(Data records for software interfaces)
***

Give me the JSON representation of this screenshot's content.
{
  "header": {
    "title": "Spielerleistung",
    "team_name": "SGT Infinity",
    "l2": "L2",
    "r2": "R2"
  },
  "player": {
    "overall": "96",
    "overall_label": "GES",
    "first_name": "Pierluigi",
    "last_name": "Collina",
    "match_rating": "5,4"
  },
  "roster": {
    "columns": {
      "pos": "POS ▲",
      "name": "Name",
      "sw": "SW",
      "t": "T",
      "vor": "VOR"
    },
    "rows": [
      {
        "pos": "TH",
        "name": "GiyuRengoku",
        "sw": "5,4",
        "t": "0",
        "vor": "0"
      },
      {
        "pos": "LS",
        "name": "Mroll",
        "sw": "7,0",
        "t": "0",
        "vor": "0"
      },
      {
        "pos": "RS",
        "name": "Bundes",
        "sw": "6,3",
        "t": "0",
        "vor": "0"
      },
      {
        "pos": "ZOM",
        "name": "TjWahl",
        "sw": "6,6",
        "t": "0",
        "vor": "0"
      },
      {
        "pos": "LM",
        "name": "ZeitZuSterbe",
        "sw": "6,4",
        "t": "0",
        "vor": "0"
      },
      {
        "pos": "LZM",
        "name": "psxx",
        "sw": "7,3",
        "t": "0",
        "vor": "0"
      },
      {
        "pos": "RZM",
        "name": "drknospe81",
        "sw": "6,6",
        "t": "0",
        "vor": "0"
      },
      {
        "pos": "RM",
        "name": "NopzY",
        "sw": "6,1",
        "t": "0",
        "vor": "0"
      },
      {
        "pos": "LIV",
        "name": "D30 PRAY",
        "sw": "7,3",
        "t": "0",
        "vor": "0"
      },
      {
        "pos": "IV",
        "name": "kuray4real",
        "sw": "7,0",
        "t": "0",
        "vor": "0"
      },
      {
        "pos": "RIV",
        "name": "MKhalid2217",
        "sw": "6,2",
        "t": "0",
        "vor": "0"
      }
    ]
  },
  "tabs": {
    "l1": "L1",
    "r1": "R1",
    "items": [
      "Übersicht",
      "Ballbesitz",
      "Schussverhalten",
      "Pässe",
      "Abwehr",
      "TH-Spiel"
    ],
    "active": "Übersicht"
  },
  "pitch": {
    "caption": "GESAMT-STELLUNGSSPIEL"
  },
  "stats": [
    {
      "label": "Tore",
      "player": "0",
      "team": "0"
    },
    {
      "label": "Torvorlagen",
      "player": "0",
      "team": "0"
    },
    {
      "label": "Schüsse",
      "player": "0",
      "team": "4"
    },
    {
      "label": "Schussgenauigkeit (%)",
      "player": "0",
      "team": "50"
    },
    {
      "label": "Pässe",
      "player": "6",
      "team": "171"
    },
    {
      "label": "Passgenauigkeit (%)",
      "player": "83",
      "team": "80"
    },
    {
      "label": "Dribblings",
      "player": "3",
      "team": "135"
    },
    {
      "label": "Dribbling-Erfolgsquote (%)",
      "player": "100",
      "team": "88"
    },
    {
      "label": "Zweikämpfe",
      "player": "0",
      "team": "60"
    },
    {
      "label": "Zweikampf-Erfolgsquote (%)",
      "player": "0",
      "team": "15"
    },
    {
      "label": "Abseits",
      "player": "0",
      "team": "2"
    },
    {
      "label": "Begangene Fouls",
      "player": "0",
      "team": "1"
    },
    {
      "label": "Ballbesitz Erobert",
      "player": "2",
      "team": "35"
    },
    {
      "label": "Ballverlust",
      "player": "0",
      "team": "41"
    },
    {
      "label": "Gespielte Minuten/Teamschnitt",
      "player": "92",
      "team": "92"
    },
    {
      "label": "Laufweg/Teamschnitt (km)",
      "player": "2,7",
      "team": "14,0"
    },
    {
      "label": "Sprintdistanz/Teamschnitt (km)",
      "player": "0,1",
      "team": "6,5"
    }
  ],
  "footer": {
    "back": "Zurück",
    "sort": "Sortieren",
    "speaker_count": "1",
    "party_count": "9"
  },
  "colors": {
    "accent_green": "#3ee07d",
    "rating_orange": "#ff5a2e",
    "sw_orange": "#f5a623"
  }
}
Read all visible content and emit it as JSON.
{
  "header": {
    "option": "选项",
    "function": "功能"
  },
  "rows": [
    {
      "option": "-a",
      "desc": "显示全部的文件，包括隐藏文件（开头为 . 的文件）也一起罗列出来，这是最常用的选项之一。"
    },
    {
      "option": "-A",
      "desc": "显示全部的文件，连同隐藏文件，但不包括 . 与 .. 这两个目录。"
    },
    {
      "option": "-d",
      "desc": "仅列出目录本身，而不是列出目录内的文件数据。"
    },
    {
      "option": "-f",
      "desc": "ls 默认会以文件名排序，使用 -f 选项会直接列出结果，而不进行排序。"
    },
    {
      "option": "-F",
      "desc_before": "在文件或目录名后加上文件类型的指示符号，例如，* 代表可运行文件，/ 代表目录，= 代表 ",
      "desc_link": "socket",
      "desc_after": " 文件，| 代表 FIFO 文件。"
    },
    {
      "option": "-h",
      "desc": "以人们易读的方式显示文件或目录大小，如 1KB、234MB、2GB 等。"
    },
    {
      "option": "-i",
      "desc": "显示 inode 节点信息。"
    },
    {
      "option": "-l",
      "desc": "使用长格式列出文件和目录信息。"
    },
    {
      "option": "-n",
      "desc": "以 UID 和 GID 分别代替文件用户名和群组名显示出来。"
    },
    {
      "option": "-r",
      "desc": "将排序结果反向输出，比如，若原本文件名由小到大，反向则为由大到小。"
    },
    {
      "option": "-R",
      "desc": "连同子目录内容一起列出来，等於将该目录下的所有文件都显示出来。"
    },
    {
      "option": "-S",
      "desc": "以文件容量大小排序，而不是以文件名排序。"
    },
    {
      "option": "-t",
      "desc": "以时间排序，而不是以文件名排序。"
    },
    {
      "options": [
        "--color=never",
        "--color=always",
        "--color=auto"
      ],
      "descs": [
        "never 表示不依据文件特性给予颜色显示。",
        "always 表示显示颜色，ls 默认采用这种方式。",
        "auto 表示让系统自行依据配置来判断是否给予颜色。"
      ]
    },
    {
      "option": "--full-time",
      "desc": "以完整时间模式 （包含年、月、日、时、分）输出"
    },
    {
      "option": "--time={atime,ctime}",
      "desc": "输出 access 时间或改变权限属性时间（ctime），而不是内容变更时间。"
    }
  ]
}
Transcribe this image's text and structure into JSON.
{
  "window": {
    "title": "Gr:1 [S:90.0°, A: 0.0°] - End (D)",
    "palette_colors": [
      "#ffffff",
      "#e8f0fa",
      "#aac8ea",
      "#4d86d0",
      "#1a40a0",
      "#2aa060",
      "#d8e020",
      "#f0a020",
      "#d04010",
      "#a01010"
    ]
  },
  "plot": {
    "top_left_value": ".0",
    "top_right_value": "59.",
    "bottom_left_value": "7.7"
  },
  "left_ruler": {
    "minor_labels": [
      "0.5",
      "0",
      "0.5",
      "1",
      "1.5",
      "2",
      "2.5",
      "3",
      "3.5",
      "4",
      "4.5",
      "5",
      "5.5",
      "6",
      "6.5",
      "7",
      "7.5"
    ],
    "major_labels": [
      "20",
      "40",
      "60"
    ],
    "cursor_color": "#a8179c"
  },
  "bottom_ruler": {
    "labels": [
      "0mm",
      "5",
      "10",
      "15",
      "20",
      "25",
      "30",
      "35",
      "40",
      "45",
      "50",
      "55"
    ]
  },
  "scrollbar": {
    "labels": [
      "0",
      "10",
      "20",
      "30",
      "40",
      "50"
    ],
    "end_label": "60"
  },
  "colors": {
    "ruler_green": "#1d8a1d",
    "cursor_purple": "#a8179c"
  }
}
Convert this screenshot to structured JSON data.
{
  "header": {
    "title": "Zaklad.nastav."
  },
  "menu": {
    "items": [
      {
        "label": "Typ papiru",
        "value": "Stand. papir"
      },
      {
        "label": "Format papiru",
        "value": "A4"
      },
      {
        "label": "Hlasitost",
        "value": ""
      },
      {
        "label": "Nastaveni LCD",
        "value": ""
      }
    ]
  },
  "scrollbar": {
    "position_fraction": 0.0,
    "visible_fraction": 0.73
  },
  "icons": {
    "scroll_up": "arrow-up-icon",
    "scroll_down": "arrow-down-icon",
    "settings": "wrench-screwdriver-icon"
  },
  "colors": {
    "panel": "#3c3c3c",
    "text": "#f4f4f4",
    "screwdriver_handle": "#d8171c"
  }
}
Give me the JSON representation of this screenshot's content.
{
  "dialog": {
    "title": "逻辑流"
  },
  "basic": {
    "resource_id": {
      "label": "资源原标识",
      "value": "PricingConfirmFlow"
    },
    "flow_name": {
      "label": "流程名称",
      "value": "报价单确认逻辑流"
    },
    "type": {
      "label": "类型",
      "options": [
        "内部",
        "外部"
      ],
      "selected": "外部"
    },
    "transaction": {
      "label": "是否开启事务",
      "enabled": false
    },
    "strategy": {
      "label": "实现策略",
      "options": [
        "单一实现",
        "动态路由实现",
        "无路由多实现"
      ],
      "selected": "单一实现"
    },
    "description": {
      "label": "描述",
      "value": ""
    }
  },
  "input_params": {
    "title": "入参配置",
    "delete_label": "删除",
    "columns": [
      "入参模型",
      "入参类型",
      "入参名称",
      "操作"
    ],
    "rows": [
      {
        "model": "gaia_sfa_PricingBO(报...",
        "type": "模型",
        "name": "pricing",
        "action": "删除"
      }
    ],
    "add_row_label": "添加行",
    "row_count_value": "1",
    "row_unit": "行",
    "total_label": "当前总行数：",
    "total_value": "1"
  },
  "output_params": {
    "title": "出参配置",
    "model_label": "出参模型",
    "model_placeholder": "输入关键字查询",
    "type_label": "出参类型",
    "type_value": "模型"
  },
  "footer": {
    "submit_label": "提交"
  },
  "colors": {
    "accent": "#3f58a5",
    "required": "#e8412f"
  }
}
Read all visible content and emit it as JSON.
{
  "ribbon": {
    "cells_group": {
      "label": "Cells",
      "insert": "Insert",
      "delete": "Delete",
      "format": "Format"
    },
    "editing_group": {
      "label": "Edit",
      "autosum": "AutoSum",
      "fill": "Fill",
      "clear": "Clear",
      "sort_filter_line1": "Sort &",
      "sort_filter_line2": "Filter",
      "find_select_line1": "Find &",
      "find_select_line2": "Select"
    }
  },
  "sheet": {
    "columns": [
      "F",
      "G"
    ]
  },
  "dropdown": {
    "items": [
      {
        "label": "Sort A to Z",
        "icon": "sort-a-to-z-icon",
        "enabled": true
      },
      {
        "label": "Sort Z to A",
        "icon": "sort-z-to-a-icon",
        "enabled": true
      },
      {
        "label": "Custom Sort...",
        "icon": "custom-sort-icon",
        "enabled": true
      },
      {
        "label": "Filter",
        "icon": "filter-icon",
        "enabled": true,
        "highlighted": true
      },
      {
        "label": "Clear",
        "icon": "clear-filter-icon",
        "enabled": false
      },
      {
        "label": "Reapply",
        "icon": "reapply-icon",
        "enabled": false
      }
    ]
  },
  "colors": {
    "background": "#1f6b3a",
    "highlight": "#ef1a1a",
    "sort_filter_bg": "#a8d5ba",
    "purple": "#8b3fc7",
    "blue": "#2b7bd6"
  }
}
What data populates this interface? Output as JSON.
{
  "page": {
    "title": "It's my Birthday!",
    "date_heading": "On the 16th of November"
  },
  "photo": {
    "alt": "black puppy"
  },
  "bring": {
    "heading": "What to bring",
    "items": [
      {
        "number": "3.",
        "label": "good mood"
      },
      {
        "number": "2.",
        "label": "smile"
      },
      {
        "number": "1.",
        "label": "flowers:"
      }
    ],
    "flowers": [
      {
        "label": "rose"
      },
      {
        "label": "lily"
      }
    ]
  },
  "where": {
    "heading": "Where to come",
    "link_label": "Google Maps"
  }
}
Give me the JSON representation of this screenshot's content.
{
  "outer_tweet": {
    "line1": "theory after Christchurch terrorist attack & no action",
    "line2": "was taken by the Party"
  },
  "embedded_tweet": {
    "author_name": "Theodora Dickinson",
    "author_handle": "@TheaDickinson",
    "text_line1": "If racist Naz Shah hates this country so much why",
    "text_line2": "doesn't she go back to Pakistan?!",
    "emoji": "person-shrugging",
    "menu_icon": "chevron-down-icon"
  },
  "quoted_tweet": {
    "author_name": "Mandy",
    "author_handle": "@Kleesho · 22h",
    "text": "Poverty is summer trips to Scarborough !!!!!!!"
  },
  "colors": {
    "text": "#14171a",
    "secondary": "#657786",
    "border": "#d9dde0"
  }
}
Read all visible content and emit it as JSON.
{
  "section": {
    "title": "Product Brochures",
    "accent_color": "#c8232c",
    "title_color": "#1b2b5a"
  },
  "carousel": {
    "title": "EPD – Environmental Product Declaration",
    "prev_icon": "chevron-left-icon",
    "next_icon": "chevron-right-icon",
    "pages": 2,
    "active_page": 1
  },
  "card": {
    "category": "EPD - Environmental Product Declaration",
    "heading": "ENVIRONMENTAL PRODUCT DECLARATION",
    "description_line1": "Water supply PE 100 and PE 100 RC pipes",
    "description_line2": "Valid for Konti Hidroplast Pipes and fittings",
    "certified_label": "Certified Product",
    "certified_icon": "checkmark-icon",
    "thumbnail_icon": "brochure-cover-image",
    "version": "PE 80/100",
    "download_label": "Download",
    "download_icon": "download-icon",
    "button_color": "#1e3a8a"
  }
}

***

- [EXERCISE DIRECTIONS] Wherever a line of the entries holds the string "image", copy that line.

- [RESPONSE TO THIS EXERCISE]
Transcribe this image's text and structure into JSON.
    "thumbnail_icon": "brochure-cover-image",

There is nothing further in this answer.